Sunday, December 19, 2010

An interesting article

I found this interesting article while I was searching the term sociocognitive and second language writing. One of the features of this article that I find interesting is the frameworks informing this research. I hope to write about these frameworks, which inspire me as well, some other time. Another interesting feature of this article is its focus on intertextuality and possible interactions between oral and written genres, such as telephone conversations and faxes. I think multimodality of writing processes is an interesting topic. I also like the fact that this article mentions possible influences of social, cultural, and economic contexts on writing. Even though it is not completely ecological I think it is an interesting study. (I want to note that the author does not have such a claim. It's just that I'm trying to figure out what an ecological perspective to second language writing would look like). I especially find its methodology useful since I have never thought of focus group interviews as a method before.
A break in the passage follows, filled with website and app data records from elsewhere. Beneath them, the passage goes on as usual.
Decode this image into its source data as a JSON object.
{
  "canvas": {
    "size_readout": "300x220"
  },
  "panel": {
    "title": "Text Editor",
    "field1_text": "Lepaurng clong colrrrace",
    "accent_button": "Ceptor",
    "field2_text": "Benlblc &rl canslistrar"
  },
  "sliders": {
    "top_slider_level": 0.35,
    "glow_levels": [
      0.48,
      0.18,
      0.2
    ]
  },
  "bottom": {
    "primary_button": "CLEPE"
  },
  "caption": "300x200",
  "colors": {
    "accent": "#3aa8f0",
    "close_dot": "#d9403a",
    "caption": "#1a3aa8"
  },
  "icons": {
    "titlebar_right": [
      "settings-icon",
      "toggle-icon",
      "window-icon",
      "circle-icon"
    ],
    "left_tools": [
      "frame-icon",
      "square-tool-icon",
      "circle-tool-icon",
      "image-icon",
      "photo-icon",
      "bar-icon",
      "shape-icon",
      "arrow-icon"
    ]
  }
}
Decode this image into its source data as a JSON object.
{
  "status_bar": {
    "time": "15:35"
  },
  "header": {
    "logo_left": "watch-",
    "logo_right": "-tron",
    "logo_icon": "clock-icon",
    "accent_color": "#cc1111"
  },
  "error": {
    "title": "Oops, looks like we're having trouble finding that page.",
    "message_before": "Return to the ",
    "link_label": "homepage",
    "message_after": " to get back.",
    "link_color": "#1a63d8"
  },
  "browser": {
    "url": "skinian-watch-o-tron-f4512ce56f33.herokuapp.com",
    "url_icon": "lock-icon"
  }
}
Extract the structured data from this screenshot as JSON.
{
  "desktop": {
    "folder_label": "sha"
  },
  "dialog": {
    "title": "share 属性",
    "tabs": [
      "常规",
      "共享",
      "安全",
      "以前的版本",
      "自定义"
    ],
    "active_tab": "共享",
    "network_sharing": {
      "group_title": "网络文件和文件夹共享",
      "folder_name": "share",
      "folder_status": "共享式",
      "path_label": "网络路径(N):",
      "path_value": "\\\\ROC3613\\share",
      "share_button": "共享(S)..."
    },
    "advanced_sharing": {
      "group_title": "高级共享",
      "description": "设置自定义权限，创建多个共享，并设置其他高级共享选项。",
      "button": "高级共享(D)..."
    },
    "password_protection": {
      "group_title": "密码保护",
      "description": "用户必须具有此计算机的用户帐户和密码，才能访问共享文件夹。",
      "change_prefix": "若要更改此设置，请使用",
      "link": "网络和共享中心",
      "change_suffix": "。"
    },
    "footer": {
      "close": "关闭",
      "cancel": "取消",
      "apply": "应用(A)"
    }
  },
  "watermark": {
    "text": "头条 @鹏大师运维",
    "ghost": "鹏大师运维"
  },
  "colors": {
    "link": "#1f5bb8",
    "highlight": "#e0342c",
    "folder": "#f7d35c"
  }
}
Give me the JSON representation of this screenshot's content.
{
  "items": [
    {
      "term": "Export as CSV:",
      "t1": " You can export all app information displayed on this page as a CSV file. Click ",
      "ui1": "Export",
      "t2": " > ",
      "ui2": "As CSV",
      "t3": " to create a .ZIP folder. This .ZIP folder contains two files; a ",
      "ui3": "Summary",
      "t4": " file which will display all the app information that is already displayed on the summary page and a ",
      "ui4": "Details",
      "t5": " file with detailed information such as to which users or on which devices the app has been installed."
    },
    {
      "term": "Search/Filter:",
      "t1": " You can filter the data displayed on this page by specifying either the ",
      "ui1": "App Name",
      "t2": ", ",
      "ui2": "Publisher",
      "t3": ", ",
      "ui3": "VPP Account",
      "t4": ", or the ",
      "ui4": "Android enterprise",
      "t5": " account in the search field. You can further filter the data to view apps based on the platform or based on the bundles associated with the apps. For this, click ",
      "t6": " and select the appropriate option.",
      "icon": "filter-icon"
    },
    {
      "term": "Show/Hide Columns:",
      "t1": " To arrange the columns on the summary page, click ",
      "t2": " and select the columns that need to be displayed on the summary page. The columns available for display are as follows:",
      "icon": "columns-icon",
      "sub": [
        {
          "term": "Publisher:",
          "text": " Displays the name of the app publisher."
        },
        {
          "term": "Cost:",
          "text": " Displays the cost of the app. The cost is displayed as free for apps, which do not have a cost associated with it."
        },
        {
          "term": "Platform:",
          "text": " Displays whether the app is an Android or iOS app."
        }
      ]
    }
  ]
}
Zhu, Y. (2006). Understanding sociocognitive space of written discourse: Implications for teaching business writing to Chinese students. International Review of Applied Linguistics in Language Teaching, 44(3), 265-285.
Abstract: Confronted with various issues in teaching business writing to Chinese students in New Zealand, this paper sees the need for bridging the gap between genre-based research and teaching in an intercultural context. Specifically, it develops an intercultural reflective model in the light of Bhatia's sociocognitive genre study as well as cross-cultural persuasion. As an important part of the model, New Zealand and Chinese experts' intracultural and intercultural reflections on business writing are solicited and compared and the theoretical implications for teaching and learning business writing are discussed. It has been found, through a case study of analysing English and Chinese business faxes, this model can offer an in-depth understanding about discursive competence across cultures, and provide a link between genre-based theory, teaching practice and professional expertise.

No comments:

Post a Comment